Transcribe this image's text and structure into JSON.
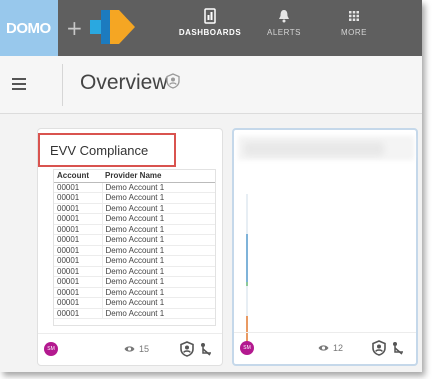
{
  "brand": {
    "logo_text": "DOMO",
    "plus": "+"
  },
  "nav": {
    "dashboards": {
      "label": "DASHBOARDS",
      "icon": "dashboard-icon"
    },
    "alerts": {
      "label": "ALERTS",
      "icon": "bell-icon"
    },
    "more": {
      "label": "MORE",
      "icon": "grid-icon"
    }
  },
  "header": {
    "title": "Overview",
    "owner_icon": "owner-badge-icon"
  },
  "card1": {
    "title": "EVV Compliance",
    "columns": [
      "Account",
      "Provider Name"
    ],
    "rows": [
      [
        "00001",
        "Demo Account 1"
      ],
      [
        "00001",
        "Demo Account 1"
      ],
      [
        "00001",
        "Demo Account 1"
      ],
      [
        "00001",
        "Demo Account 1"
      ],
      [
        "00001",
        "Demo Account 1"
      ],
      [
        "00001",
        "Demo Account 1"
      ],
      [
        "00001",
        "Demo Account 1"
      ],
      [
        "00001",
        "Demo Account 1"
      ],
      [
        "00001",
        "Demo Account 1"
      ],
      [
        "00001",
        "Demo Account 1"
      ],
      [
        "00001",
        "Demo Account 1"
      ],
      [
        "00001",
        "Demo Account 1"
      ],
      [
        "00001",
        "Demo Account 1"
      ]
    ],
    "footer": {
      "avatar": "SM",
      "views": "15"
    }
  },
  "card2": {
    "footer": {
      "avatar": "SM",
      "views": "12"
    }
  },
  "colors": {
    "topbar": "#5f5f5f",
    "domo_blue": "#98c8ec",
    "avatar": "#b3198f",
    "highlight": "#d9534f",
    "card_selected_border": "#c5d8ea"
  }
}
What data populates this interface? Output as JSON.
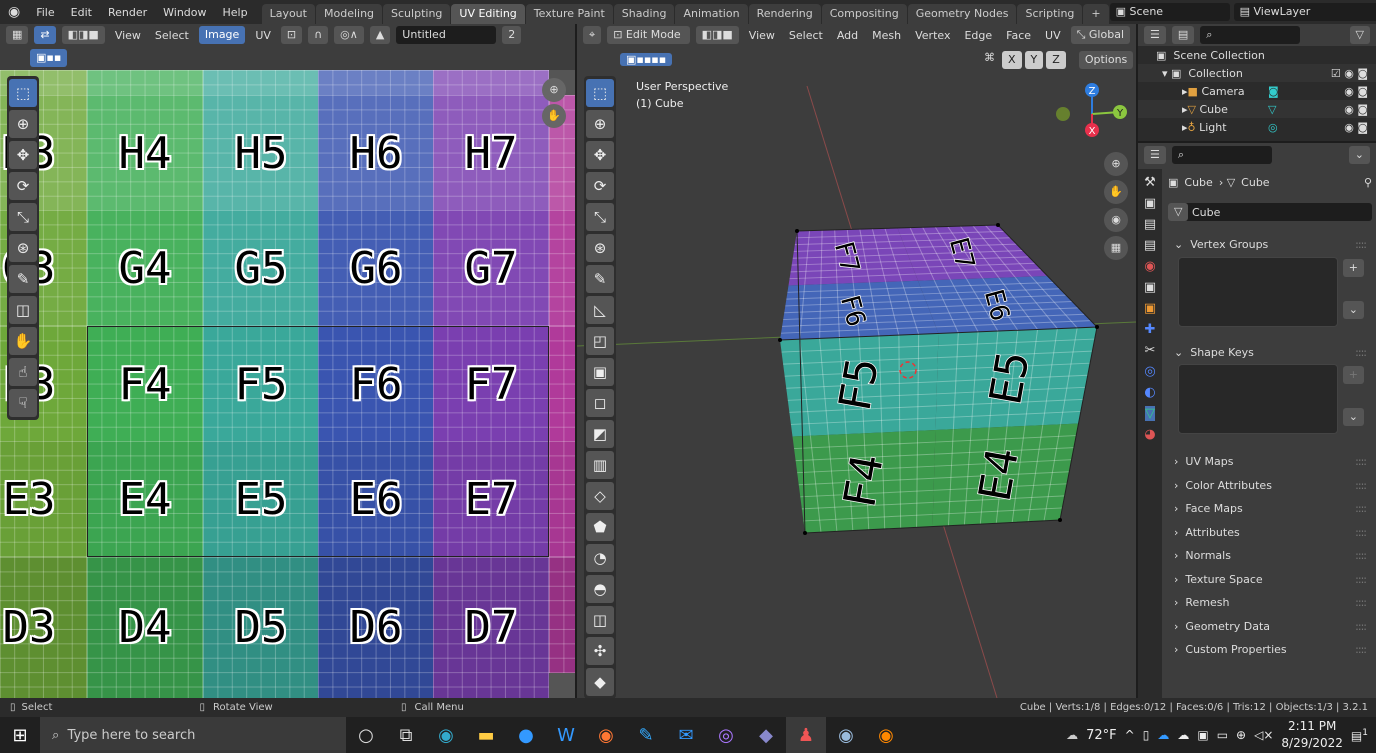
{
  "menubar": {
    "items": [
      "File",
      "Edit",
      "Render",
      "Window",
      "Help"
    ]
  },
  "workspaces": [
    "Layout",
    "Modeling",
    "Sculpting",
    "UV Editing",
    "Texture Paint",
    "Shading",
    "Animation",
    "Rendering",
    "Compositing",
    "Geometry Nodes",
    "Scripting"
  ],
  "active_workspace": "UV Editing",
  "scene": "Scene",
  "view_layer": "ViewLayer",
  "uv_editor": {
    "menus": [
      "View",
      "Select",
      "Image",
      "UV"
    ],
    "active_menu": "Image",
    "image_name": "Untitled",
    "image_users": "2",
    "cols": [
      "3",
      "4",
      "5",
      "6",
      "7"
    ],
    "rows": [
      "H",
      "G",
      "F",
      "E",
      "D"
    ],
    "col_colors": [
      "#6ea83a",
      "#3fae55",
      "#3aa89a",
      "#3a55b0",
      "#7a3fb0"
    ]
  },
  "viewport": {
    "mode": "Edit Mode",
    "menus": [
      "View",
      "Select",
      "Add",
      "Mesh",
      "Vertex",
      "Edge",
      "Face",
      "UV"
    ],
    "orientation": "Global",
    "axes": [
      "X",
      "Y",
      "Z"
    ],
    "options": "Options",
    "overlay_line1": "User Perspective",
    "overlay_line2": "(1) Cube",
    "cube_labels": {
      "top": [
        "F7",
        "E7",
        "F6",
        "E6"
      ],
      "front": [
        "F5",
        "E5",
        "F4",
        "E4"
      ]
    }
  },
  "outliner": {
    "root": "Scene Collection",
    "collection": "Collection",
    "items": [
      "Camera",
      "Cube",
      "Light"
    ]
  },
  "properties": {
    "breadcrumb_object": "Cube",
    "breadcrumb_mesh": "Cube",
    "mesh_name": "Cube",
    "sections_open": [
      "Vertex Groups",
      "Shape Keys"
    ],
    "sections": [
      "UV Maps",
      "Color Attributes",
      "Face Maps",
      "Attributes",
      "Normals",
      "Texture Space",
      "Remesh",
      "Geometry Data",
      "Custom Properties"
    ]
  },
  "statusbar": {
    "select": "Select",
    "rotate": "Rotate View",
    "menu": "Call Menu",
    "stats": "Cube | Verts:1/8 | Edges:0/12 | Faces:0/6 | Tris:12 | Objects:1/3 | 3.2.1"
  },
  "taskbar": {
    "search": "Type here to search",
    "weather": "72°F",
    "time": "2:11 PM",
    "date": "8/29/2022",
    "notifications": "1"
  }
}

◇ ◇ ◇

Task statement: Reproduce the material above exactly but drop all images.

Output of the exercise:
Transcribe this image's text and structure into JSON.
{
  "brand": {
    "logo_text": "DOMO",
    "plus": "+"
  },
  "nav": {
    "dashboards": {
      "label": "DASHBOARDS",
      "icon": "dashboard-icon"
    },
    "alerts": {
      "label": "ALERTS",
      "icon": "bell-icon"
    },
    "more": {
      "label": "MORE",
      "icon": "grid-icon"
    }
  },
  "header": {
    "title": "Overview",
    "owner_icon": "owner-badge-icon"
  },
  "card1": {
    "title": "EVV Compliance",
    "columns": [
      "Account",
      "Provider Name"
    ],
    "rows": [
      [
        "00001",
        "Demo Account 1"
      ],
      [
        "00001",
        "Demo Account 1"
      ],
      [
        "00001",
        "Demo Account 1"
      ],
      [
        "00001",
        "Demo Account 1"
      ],
      [
        "00001",
        "Demo Account 1"
      ],
      [
        "00001",
        "Demo Account 1"
      ],
      [
        "00001",
        "Demo Account 1"
      ],
      [
        "00001",
        "Demo Account 1"
      ],
      [
        "00001",
        "Demo Account 1"
      ],
      [
        "00001",
        "Demo Account 1"
      ],
      [
        "00001",
        "Demo Account 1"
      ],
      [
        "00001",
        "Demo Account 1"
      ],
      [
        "00001",
        "Demo Account 1"
      ]
    ],
    "footer": {
      "avatar": "SM",
      "views": "15"
    }
  },
  "card2": {
    "footer": {
      "avatar": "SM",
      "views": "12"
    }
  },
  "colors": {
    "topbar": "#5f5f5f",
    "domo_blue": "#98c8ec",
    "avatar": "#b3198f",
    "highlight": "#d9534f",
    "card_selected_border": "#c5d8ea"
  }
}
What data populates this interface? Output as JSON.
{
  "menubar": {
    "items": [
      "File",
      "Edit",
      "Render",
      "Window",
      "Help"
    ]
  },
  "workspaces": [
    "Layout",
    "Modeling",
    "Sculpting",
    "UV Editing",
    "Texture Paint",
    "Shading",
    "Animation",
    "Rendering",
    "Compositing",
    "Geometry Nodes",
    "Scripting"
  ],
  "active_workspace": "UV Editing",
  "scene": "Scene",
  "view_layer": "ViewLayer",
  "uv_editor": {
    "menus": [
      "View",
      "Select",
      "Image",
      "UV"
    ],
    "active_menu": "Image",
    "image_name": "Untitled",
    "image_users": "2",
    "cols": [
      "3",
      "4",
      "5",
      "6",
      "7"
    ],
    "rows": [
      "H",
      "G",
      "F",
      "E",
      "D"
    ],
    "col_colors": [
      "#6ea83a",
      "#3fae55",
      "#3aa89a",
      "#3a55b0",
      "#7a3fb0"
    ]
  },
  "viewport": {
    "mode": "Edit Mode",
    "menus": [
      "View",
      "Select",
      "Add",
      "Mesh",
      "Vertex",
      "Edge",
      "Face",
      "UV"
    ],
    "orientation": "Global",
    "axes": [
      "X",
      "Y",
      "Z"
    ],
    "options": "Options",
    "overlay_line1": "User Perspective",
    "overlay_line2": "(1) Cube",
    "cube_labels": {
      "top": [
        "F7",
        "E7",
        "F6",
        "E6"
      ],
      "front": [
        "F5",
        "E5",
        "F4",
        "E4"
      ]
    }
  },
  "outliner": {
    "root": "Scene Collection",
    "collection": "Collection",
    "items": [
      "Camera",
      "Cube",
      "Light"
    ]
  },
  "properties": {
    "breadcrumb_object": "Cube",
    "breadcrumb_mesh": "Cube",
    "mesh_name": "Cube",
    "sections_open": [
      "Vertex Groups",
      "Shape Keys"
    ],
    "sections": [
      "UV Maps",
      "Color Attributes",
      "Face Maps",
      "Attributes",
      "Normals",
      "Texture Space",
      "Remesh",
      "Geometry Data",
      "Custom Properties"
    ]
  },
  "statusbar": {
    "select": "Select",
    "rotate": "Rotate View",
    "menu": "Call Menu",
    "stats": "Cube | Verts:1/8 | Edges:0/12 | Faces:0/6 | Tris:12 | Objects:1/3 | 3.2.1"
  },
  "taskbar": {
    "search": "Type here to search",
    "weather": "72°F",
    "time": "2:11 PM",
    "date": "8/29/2022",
    "notifications": "1"
  }
}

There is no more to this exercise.